> # of unexpected successes 2
> # of expected failures 40
> # of known failures 48
> # of unresolved testcases 301
> # of untested testcases 10
> # of unsupported tests 63
> The attached patch improves that, bringing the results to:
> # of expected passes 10722
> # of unexpected failures 39
> # of unexpected successes 2
> # of expected failures 41
> # of known failures 51
> # of untested testcases 11
> # of unsupported tests 64
> where only few failures are actually specific to async mode. There
> are no regressions in non-async mode, on x86.
Like my patch, IMO this one looks a bit like a dog's breakfast. It's got some
good ideas, though, and has certainly increased my understanding of the
asynchronous code. Perhaps a combination of the two patches would create
It may reduce the failures, but I suspect that's partly because it's not really
running asynchronously. I don't understand how it really could without adding
another file handler for inferior events. That doesn't mean it can't, just
that I don't understand how it could.
> The patch has comments whenever appropriate, but some points need explicit
> To recap, current gdb, when operating with async-enabled target, allows
> two modes for all commands that run target. The fully async mode, requested
> by adding "&" to the command (say, "next &"), makes the target run, gives
> you a prompt and allows you to type further commands. If no "&" is added,
> then a sync execution is simulated -- whereby the prompt is suppressed
> and GDB does not handle any events on stdin. It is my understanding that
> we cannot kill this simulated sync mode because for console GDB,
> simulated sync mode is the only way we can allow the debugged program to
> read from stdin.
I think sync mode is also needed for command files. Also if you look at
top.c, only a few commands, e.g. pwd, can execute while the target is running.

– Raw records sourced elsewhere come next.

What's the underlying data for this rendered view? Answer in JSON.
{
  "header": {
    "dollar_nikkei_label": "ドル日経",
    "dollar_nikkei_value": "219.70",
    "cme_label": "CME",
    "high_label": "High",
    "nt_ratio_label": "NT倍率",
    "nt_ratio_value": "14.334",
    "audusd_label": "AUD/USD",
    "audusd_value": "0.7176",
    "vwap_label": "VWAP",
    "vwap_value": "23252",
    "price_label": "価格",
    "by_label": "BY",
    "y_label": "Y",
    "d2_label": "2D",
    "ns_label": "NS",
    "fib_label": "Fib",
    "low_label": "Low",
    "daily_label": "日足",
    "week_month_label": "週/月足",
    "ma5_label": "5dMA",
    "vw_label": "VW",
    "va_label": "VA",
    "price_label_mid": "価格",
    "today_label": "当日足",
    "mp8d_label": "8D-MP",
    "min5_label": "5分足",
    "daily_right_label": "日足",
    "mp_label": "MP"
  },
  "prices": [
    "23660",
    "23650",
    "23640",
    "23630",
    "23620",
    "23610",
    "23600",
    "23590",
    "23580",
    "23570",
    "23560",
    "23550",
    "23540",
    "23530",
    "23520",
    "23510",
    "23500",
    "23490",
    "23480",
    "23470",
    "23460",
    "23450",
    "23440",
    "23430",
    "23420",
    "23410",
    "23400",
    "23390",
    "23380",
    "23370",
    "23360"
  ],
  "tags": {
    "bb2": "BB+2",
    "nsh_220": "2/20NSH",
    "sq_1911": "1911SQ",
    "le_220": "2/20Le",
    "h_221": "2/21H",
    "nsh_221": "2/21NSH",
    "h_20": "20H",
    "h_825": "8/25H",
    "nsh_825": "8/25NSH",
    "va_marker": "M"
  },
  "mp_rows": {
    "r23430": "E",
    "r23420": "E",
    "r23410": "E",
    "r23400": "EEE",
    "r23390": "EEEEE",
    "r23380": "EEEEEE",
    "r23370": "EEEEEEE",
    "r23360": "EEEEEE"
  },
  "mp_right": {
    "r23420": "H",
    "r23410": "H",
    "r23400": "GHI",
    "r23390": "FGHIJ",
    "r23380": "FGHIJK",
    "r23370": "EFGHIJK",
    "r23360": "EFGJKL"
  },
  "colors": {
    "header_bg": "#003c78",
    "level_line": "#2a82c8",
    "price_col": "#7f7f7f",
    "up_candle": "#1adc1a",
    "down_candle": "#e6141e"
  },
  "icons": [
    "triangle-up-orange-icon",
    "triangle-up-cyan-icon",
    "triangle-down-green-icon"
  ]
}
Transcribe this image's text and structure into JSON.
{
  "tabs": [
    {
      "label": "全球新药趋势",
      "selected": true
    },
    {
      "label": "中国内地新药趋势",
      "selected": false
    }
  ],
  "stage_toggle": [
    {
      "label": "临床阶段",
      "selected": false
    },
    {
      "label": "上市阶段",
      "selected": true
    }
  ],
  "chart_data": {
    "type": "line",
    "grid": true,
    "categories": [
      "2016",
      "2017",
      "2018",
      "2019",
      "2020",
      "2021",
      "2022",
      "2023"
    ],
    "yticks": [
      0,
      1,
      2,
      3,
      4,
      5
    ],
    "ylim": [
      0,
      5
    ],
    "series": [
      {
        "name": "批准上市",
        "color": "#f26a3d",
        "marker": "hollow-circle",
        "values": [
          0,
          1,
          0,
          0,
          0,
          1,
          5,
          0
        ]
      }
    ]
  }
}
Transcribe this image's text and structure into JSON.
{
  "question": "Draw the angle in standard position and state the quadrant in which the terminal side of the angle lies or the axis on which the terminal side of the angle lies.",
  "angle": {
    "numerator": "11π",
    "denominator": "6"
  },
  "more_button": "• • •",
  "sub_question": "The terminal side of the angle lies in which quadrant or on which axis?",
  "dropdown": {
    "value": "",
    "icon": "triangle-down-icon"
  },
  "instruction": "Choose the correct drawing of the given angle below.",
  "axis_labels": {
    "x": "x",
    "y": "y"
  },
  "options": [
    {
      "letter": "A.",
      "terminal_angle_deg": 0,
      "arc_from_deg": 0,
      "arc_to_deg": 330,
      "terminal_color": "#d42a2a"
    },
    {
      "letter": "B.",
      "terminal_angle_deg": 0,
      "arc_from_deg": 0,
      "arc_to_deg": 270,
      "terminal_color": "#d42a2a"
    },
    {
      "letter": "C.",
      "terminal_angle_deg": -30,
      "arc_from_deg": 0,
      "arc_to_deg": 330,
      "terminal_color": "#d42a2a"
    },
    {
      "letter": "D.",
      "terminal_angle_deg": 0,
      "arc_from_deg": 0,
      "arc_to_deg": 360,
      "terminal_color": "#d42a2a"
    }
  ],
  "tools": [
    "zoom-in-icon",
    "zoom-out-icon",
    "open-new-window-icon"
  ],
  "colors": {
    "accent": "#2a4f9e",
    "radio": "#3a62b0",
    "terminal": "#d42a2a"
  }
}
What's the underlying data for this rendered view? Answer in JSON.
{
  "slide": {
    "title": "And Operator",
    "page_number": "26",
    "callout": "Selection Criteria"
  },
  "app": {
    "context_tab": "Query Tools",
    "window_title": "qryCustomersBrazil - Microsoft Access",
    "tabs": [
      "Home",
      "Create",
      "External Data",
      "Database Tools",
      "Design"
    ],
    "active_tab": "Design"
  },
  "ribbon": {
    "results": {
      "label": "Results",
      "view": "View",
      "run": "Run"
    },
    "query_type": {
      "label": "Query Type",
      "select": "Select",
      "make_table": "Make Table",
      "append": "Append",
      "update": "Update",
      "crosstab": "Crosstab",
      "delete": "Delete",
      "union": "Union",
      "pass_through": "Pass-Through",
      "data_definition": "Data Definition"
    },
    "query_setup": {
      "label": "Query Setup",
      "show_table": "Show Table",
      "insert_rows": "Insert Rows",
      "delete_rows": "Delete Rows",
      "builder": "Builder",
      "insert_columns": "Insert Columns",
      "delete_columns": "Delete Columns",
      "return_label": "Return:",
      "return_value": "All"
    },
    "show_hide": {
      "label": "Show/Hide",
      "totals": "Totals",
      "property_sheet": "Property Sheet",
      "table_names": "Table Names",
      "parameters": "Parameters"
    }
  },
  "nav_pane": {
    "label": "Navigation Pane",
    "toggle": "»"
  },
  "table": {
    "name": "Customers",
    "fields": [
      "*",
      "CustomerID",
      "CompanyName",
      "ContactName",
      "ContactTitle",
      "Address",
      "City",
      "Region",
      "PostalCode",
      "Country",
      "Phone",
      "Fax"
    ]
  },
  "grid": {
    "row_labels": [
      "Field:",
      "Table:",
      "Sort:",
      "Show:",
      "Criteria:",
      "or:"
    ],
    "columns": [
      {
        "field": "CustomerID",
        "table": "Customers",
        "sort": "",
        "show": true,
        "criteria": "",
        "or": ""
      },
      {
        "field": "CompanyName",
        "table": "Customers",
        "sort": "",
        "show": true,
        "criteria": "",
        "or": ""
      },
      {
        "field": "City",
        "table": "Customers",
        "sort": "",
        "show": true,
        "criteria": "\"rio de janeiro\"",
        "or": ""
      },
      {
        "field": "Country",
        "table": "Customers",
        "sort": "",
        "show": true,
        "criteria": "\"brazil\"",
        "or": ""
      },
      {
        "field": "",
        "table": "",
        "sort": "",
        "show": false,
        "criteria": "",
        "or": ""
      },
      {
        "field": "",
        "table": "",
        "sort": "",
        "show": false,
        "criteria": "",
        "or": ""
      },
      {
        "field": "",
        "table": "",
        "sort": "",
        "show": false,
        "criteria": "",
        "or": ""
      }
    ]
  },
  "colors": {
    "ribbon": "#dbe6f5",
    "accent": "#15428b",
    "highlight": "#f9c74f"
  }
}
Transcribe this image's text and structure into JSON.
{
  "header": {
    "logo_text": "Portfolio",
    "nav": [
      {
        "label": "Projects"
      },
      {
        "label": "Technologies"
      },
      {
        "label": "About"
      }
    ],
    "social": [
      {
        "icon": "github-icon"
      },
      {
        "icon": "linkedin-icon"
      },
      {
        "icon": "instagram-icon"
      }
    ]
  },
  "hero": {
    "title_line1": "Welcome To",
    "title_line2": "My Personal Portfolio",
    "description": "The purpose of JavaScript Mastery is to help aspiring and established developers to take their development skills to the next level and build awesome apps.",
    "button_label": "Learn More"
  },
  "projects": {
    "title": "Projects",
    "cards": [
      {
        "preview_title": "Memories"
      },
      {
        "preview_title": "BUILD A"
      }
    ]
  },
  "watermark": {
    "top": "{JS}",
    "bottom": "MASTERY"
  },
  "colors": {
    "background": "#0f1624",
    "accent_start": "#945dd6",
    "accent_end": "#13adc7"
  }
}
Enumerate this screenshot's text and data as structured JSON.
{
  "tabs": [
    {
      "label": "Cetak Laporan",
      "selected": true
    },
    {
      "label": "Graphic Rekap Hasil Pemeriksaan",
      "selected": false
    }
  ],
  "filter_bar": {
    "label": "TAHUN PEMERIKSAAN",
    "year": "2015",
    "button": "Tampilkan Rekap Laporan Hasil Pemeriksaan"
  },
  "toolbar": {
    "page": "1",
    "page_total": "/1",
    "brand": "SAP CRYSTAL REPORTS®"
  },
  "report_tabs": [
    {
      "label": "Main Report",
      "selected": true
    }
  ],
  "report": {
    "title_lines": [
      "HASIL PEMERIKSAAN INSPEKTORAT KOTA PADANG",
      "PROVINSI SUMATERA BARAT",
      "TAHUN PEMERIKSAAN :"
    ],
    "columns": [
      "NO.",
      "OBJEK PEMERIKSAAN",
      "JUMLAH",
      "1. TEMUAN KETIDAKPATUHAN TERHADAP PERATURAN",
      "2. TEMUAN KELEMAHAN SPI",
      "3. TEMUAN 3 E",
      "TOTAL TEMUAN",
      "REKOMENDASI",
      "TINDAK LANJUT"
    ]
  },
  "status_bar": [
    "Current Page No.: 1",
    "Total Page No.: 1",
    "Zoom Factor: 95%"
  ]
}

> (I haven't checked if the interaction with debugged program
> indeed works, with Nick's linux async patch). This simulated sync mode
> is implemented by the sync_execution variable, and the
> async_enable_stdin and async_enable_stdout functions.
> This issue of simulate sync is not relevant to MI -- for MI, gdb stdin
> is generally a pipe, not a terminal, used only for reading
> commands from frontend and gdb has no way to route input to the application.
Emacs uses a tty for MI when one is available.
> Another important detail of async mode are continuations -- when we resume
> the target, we setup a function to be called when the target eventually
> stops. The relevant functions are add_continuation and do_all_continuations.
There's another continuation in the mi directory:
else if (target_can_async_p ())
add_continuation (mi_interpreter_exec_continuation, NULL);
You don't appear to have changed that. This is where I have issue with the
current `async' mode: it doesn't appear to use this continuation.
> The important problems with the current code are:
> 1. For MI mode, when we call a CLI command, in mi_cmd_interpreter_exec,
> we set sync_execution to 1 and then set it back to 0. This is just bogus --
> setting that variable without also disabling stdin bring the entire
> system in half-consistent state. Further, if the CLI command throws
> an exception, we fail to restore sync_execution. I just removed that code.
I think that _may_ be there because mi_cmd_interpreter_exec can process more
than one CLI command at a time:
-interpreter-exec console pwd dir
~"Working directory /home/nickrob.\n"
~"Source directories searched: $cdir:$cwd\n"
Perhaps that should be changed to just allow one command.